Welcome to third edition of By the Numbers, where we take a look at the past month’s issued construction permits and real-estate transaction records. As tempting as it is, it’s a little early to repeat the Barbie joke from the first edition, so let’s just say math is confusing and that there’s a slight chance of error, especially when compiling the real-estate records, which often contain duplicates. Any suggestions for a better way of doing this are more than welcome; just be sure to add the word “Trash” to your subject line so that Gmail can filter it accordingly. But seriously, send ideas and math corrections my way.
A total of 565 residential and non-residential construction permits were issued between June 1 and June 28, with the projects reaching a total cost of $100,599,344. The most expensive among them was the aforementioned First Assembly Church renovations; the least was for $500 worth of “hotwire communications” at the Chapel Hill Road condominiums. In comparison to the past five years, June 2014 had the second-most number of projects to 2011’s 645, with a total cost second only to 2012’s $271,718,494.
Due to 2012’s extraordinary cost totals, this year’s numbers actually came in below the five-year average, which comes in at more than $103 million. The total number of projects, however, was well above the average of 519.
June 2014 saw a total of 1,112 real-estate transactions at a total cost of $338,395,500. If that sounds impressive, it is – it’s about $38 million higher than June 2013 sales and about $150 million higher than 2009 sales. The most expensive sale this month was to the oddly named California corporation Passco Columns DST, which purchased a commercial property at Wakefield Commons for $40,046,500. As there were a number of transactions recorded with a value of zero – many of which appeared to be little more than adjustments to the property’s title records – it’s hard to say what the “cheapest” sale was.

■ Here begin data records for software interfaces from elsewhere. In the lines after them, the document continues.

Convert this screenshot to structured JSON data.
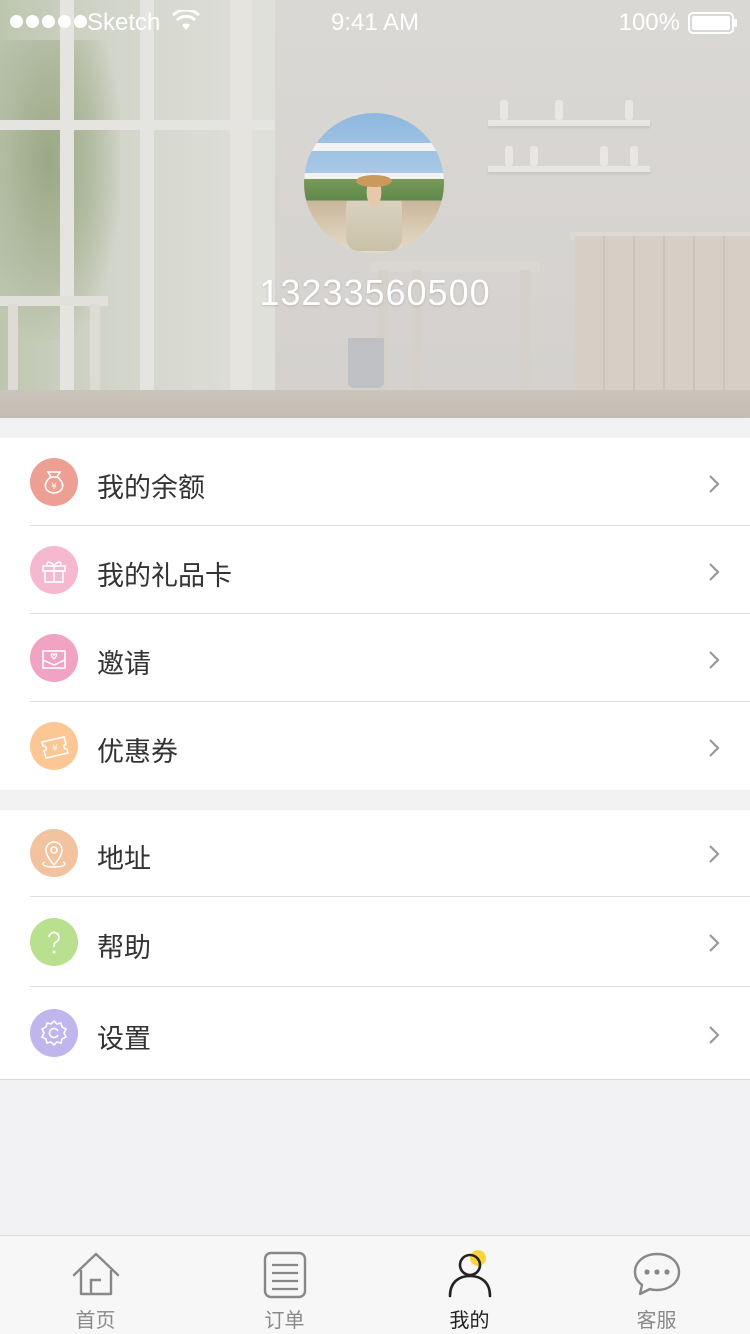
{
  "status_bar": {
    "carrier": "Sketch",
    "time": "9:41 AM",
    "battery": "100%"
  },
  "profile": {
    "phone": "13233560500",
    "avatar": "avatar-photo"
  },
  "menu": {
    "group1": [
      {
        "label": "我的余额",
        "icon": "money-bag-icon",
        "color": "#ee9f94"
      },
      {
        "label": "我的礼品卡",
        "icon": "gift-icon",
        "color": "#f5b8cf"
      },
      {
        "label": "邀请",
        "icon": "invite-envelope-icon",
        "color": "#f0a3c3"
      },
      {
        "label": "优惠券",
        "icon": "coupon-icon",
        "color": "#fcc794"
      }
    ],
    "group2": [
      {
        "label": "地址",
        "icon": "location-pin-icon",
        "color": "#f2c39e"
      },
      {
        "label": "帮助",
        "icon": "help-icon",
        "color": "#b9e08f"
      },
      {
        "label": "设置",
        "icon": "settings-icon",
        "color": "#c1b5ee"
      }
    ]
  },
  "tab_bar": {
    "tabs": [
      {
        "label": "首页",
        "icon": "home-icon"
      },
      {
        "label": "订单",
        "icon": "orders-icon"
      },
      {
        "label": "我的",
        "icon": "profile-icon",
        "active": true
      },
      {
        "label": "客服",
        "icon": "chat-icon"
      }
    ],
    "accent": "#fcd43a"
  }
}
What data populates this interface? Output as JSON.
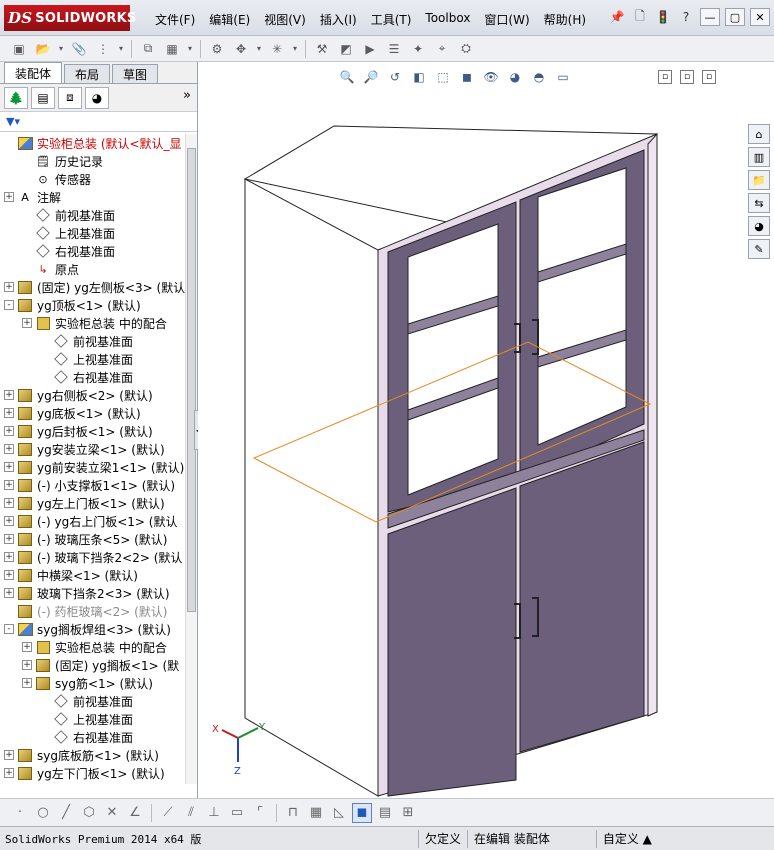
{
  "app": {
    "brand": "SOLIDWORKS",
    "brand_prefix": "DS"
  },
  "menu": {
    "items": [
      "文件(F)",
      "编辑(E)",
      "视图(V)",
      "插入(I)",
      "工具(T)",
      "Toolbox",
      "窗口(W)",
      "帮助(H)"
    ]
  },
  "fm": {
    "tabs": [
      "装配体",
      "布局",
      "草图"
    ],
    "active_tab": "装配体",
    "tree": [
      {
        "label": "实验柜总装   (默认<默认_显",
        "icon": "asm",
        "indent": 0,
        "exp": "",
        "cls": "red"
      },
      {
        "label": "历史记录",
        "icon": "history",
        "indent": 1,
        "exp": ""
      },
      {
        "label": "传感器",
        "icon": "sensor",
        "indent": 1,
        "exp": ""
      },
      {
        "label": "注解",
        "icon": "annotation",
        "indent": 0,
        "exp": "+"
      },
      {
        "label": "前视基准面",
        "icon": "plane",
        "indent": 1,
        "exp": ""
      },
      {
        "label": "上视基准面",
        "icon": "plane",
        "indent": 1,
        "exp": ""
      },
      {
        "label": "右视基准面",
        "icon": "plane",
        "indent": 1,
        "exp": ""
      },
      {
        "label": "原点",
        "icon": "origin",
        "indent": 1,
        "exp": ""
      },
      {
        "label": "(固定) yg左侧板<3> (默认",
        "icon": "part",
        "indent": 0,
        "exp": "+"
      },
      {
        "label": "yg顶板<1> (默认)",
        "icon": "part",
        "indent": 0,
        "exp": "-"
      },
      {
        "label": "实验柜总装 中的配合",
        "icon": "mate",
        "indent": 1,
        "exp": "+"
      },
      {
        "label": "前视基准面",
        "icon": "plane",
        "indent": 2,
        "exp": ""
      },
      {
        "label": "上视基准面",
        "icon": "plane",
        "indent": 2,
        "exp": ""
      },
      {
        "label": "右视基准面",
        "icon": "plane",
        "indent": 2,
        "exp": ""
      },
      {
        "label": "yg右侧板<2> (默认)",
        "icon": "part",
        "indent": 0,
        "exp": "+"
      },
      {
        "label": "yg底板<1> (默认)",
        "icon": "part",
        "indent": 0,
        "exp": "+"
      },
      {
        "label": "yg后封板<1> (默认)",
        "icon": "part",
        "indent": 0,
        "exp": "+"
      },
      {
        "label": "yg安装立梁<1> (默认)",
        "icon": "part",
        "indent": 0,
        "exp": "+"
      },
      {
        "label": "yg前安装立梁1<1> (默认)",
        "icon": "part",
        "indent": 0,
        "exp": "+"
      },
      {
        "label": "(-) 小支撑板1<1> (默认)",
        "icon": "part",
        "indent": 0,
        "exp": "+"
      },
      {
        "label": "yg左上门板<1> (默认)",
        "icon": "part",
        "indent": 0,
        "exp": "+"
      },
      {
        "label": "(-) yg右上门板<1> (默认",
        "icon": "part",
        "indent": 0,
        "exp": "+"
      },
      {
        "label": "(-) 玻璃压条<5> (默认)",
        "icon": "part",
        "indent": 0,
        "exp": "+"
      },
      {
        "label": "(-) 玻璃下挡条2<2> (默认",
        "icon": "part",
        "indent": 0,
        "exp": "+"
      },
      {
        "label": "中横梁<1> (默认)",
        "icon": "part",
        "indent": 0,
        "exp": "+"
      },
      {
        "label": "玻璃下挡条2<3> (默认)",
        "icon": "part",
        "indent": 0,
        "exp": "+"
      },
      {
        "label": "(-) 药柜玻璃<2> (默认)",
        "icon": "part",
        "indent": 0,
        "exp": "",
        "cls": "gray"
      },
      {
        "label": "syg搁板焊组<3> (默认)",
        "icon": "asm",
        "indent": 0,
        "exp": "-"
      },
      {
        "label": "实验柜总装 中的配合",
        "icon": "mate",
        "indent": 1,
        "exp": "+"
      },
      {
        "label": "(固定) yg搁板<1> (默",
        "icon": "part",
        "indent": 1,
        "exp": "+"
      },
      {
        "label": "syg筋<1> (默认)",
        "icon": "part",
        "indent": 1,
        "exp": "+"
      },
      {
        "label": "前视基准面",
        "icon": "plane",
        "indent": 2,
        "exp": ""
      },
      {
        "label": "上视基准面",
        "icon": "plane",
        "indent": 2,
        "exp": ""
      },
      {
        "label": "右视基准面",
        "icon": "plane",
        "indent": 2,
        "exp": ""
      },
      {
        "label": "syg底板筋<1> (默认)",
        "icon": "part",
        "indent": 0,
        "exp": "+"
      },
      {
        "label": "yg左下门板<1> (默认)",
        "icon": "part",
        "indent": 0,
        "exp": "+"
      }
    ]
  },
  "viewport": {
    "triad": {
      "x": "X",
      "y": "Y",
      "z": "Z"
    }
  },
  "status": {
    "app_text": "SolidWorks Premium 2014 x64 版",
    "cells": [
      "欠定义",
      "在编辑 装配体",
      "自定义 ▲"
    ]
  },
  "colors": {
    "door_fill": "#6b5f7c",
    "frame_fill": "#e9dcea",
    "body_fill": "#ffffff",
    "plane_stroke": "#e38a24"
  }
}
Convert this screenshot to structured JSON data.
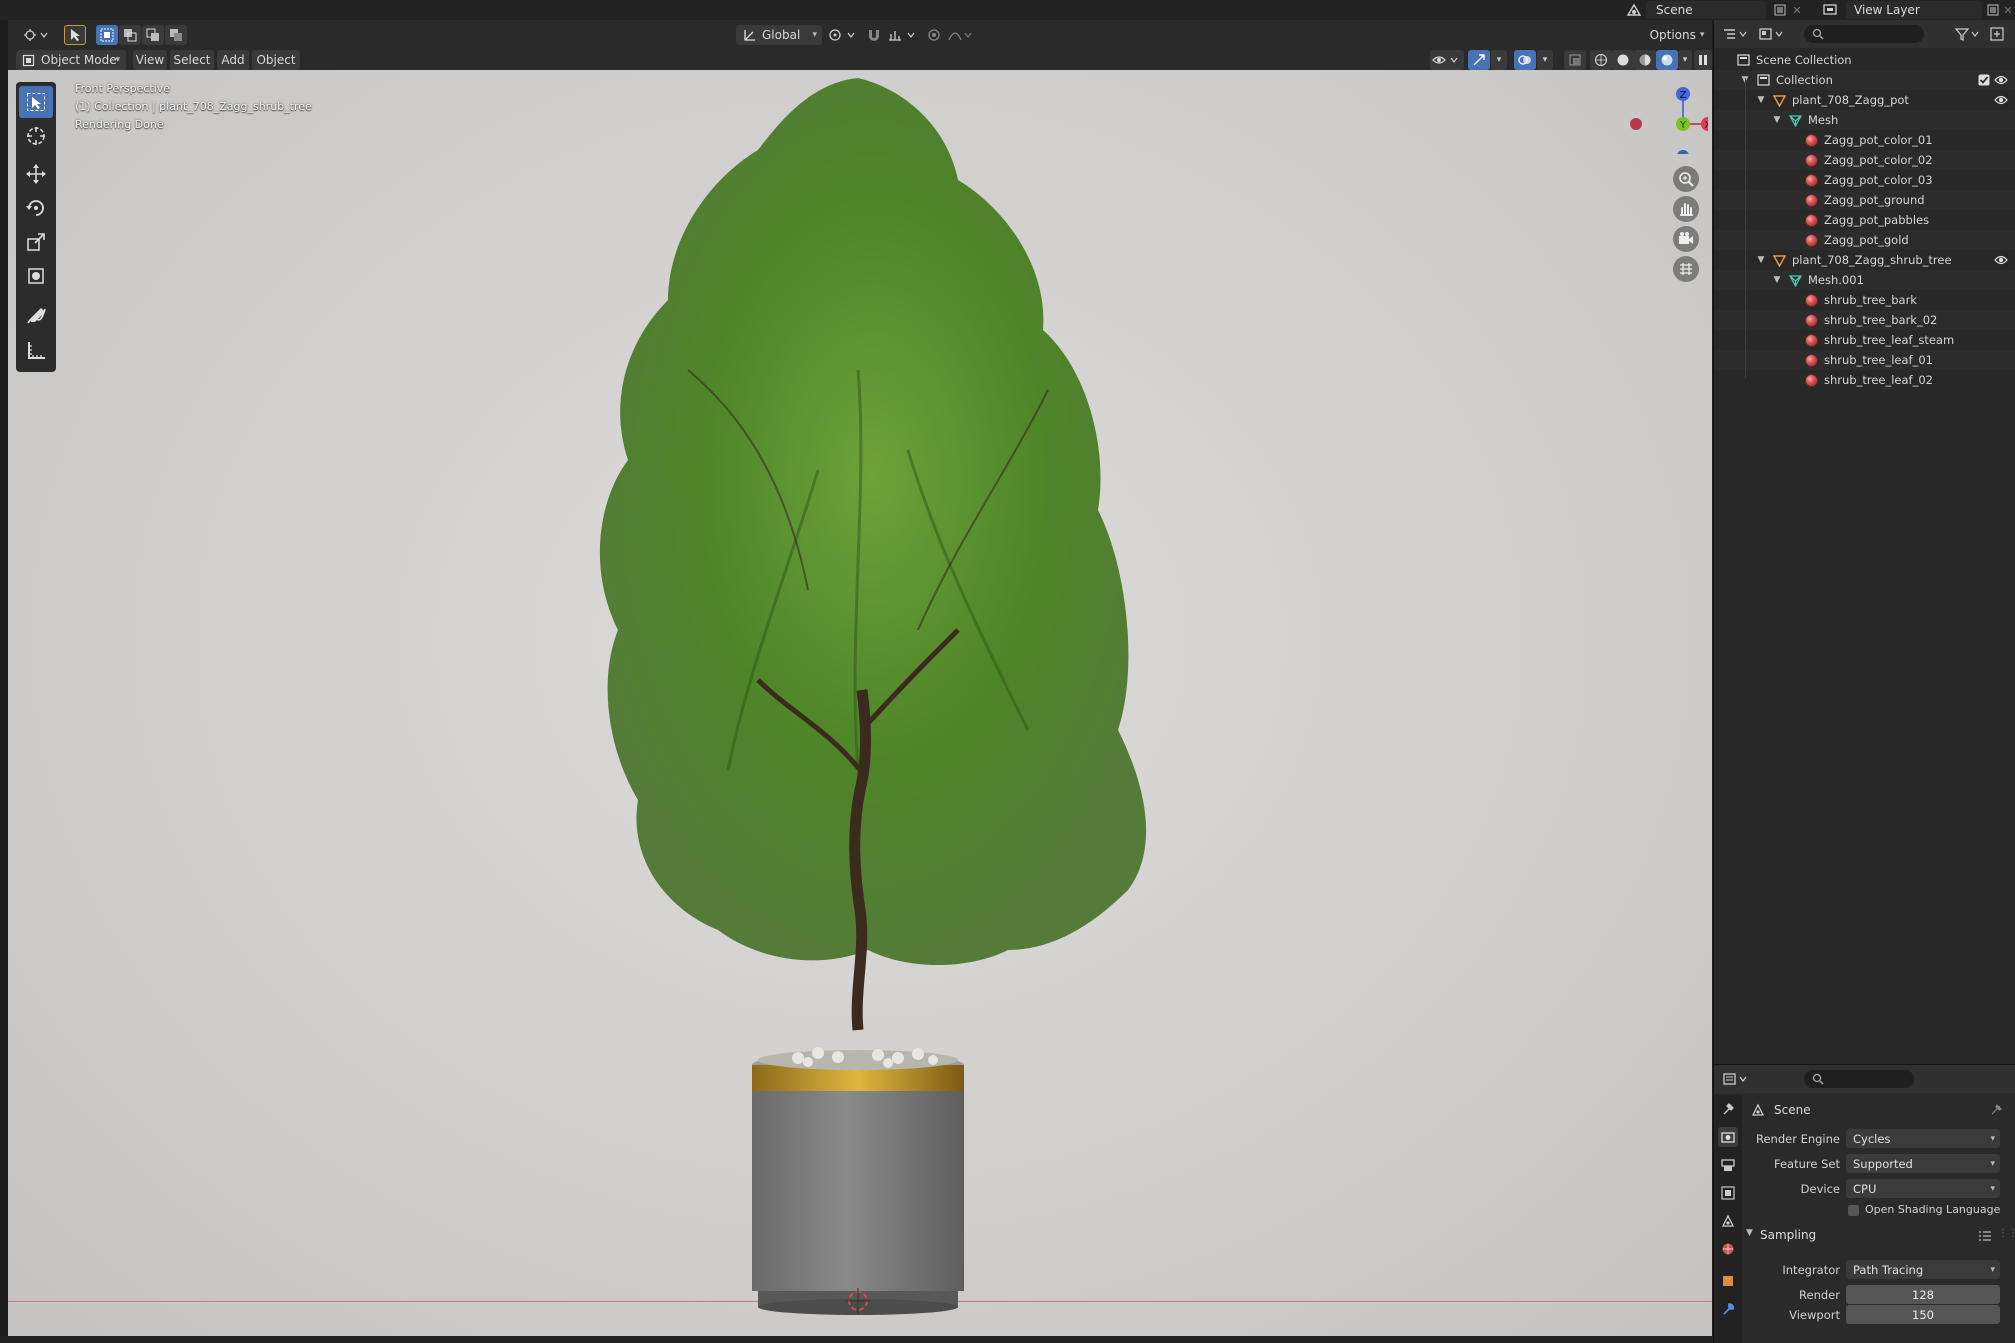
{
  "topbar": {
    "scene_label": "Scene",
    "view_layer_label": "View Layer"
  },
  "header": {
    "mode": "Object Mode",
    "menus": [
      "View",
      "Select",
      "Add",
      "Object"
    ],
    "transform_orientation": "Global",
    "options_label": "Options"
  },
  "viewport": {
    "overlay_line1": "Front Perspective",
    "overlay_line2": "(1) Collection | plant_708_Zagg_shrub_tree",
    "overlay_line3": "Rendering Done",
    "gizmo": {
      "z": "Z",
      "y": "Y",
      "x": "X"
    }
  },
  "outliner": {
    "root": "Scene Collection",
    "rows": [
      {
        "label": "Collection",
        "type": "collection",
        "indent": 0
      },
      {
        "label": "plant_708_Zagg_pot",
        "type": "object",
        "indent": 1
      },
      {
        "label": "Mesh",
        "type": "mesh",
        "indent": 2
      },
      {
        "label": "Zagg_pot_color_01",
        "type": "material",
        "indent": 3
      },
      {
        "label": "Zagg_pot_color_02",
        "type": "material",
        "indent": 3
      },
      {
        "label": "Zagg_pot_color_03",
        "type": "material",
        "indent": 3
      },
      {
        "label": "Zagg_pot_ground",
        "type": "material",
        "indent": 3
      },
      {
        "label": "Zagg_pot_pabbles",
        "type": "material",
        "indent": 3
      },
      {
        "label": "Zagg_pot_gold",
        "type": "material",
        "indent": 3
      },
      {
        "label": "plant_708_Zagg_shrub_tree",
        "type": "object",
        "indent": 1
      },
      {
        "label": "Mesh.001",
        "type": "mesh",
        "indent": 2
      },
      {
        "label": "shrub_tree_bark",
        "type": "material",
        "indent": 3
      },
      {
        "label": "shrub_tree_bark_02",
        "type": "material",
        "indent": 3
      },
      {
        "label": "shrub_tree_leaf_steam",
        "type": "material",
        "indent": 3
      },
      {
        "label": "shrub_tree_leaf_01",
        "type": "material",
        "indent": 3
      },
      {
        "label": "shrub_tree_leaf_02",
        "type": "material",
        "indent": 3
      }
    ]
  },
  "properties": {
    "context": "Scene",
    "render_engine_label": "Render Engine",
    "render_engine": "Cycles",
    "feature_set_label": "Feature Set",
    "feature_set": "Supported",
    "device_label": "Device",
    "device": "CPU",
    "osl_label": "Open Shading Language",
    "sampling_label": "Sampling",
    "integrator_label": "Integrator",
    "integrator": "Path Tracing",
    "render_label": "Render",
    "render_samples": "128",
    "viewport_label": "Viewport",
    "viewport_samples": "150"
  },
  "colors": {
    "accent": "#4772b3",
    "foliage": "#5a8f2e",
    "pot": "#7b7b7b",
    "gold": "#c9a22c"
  }
}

Oddly enough, despite the gap in value, there were 136 more transactions in June of last year. They must have all been outside the Beltline. This year’s sales and total cost numbers were, of course, higher than their respective average. The five-year average number of transactions for June had been 977, while the average total price was $251,865,466.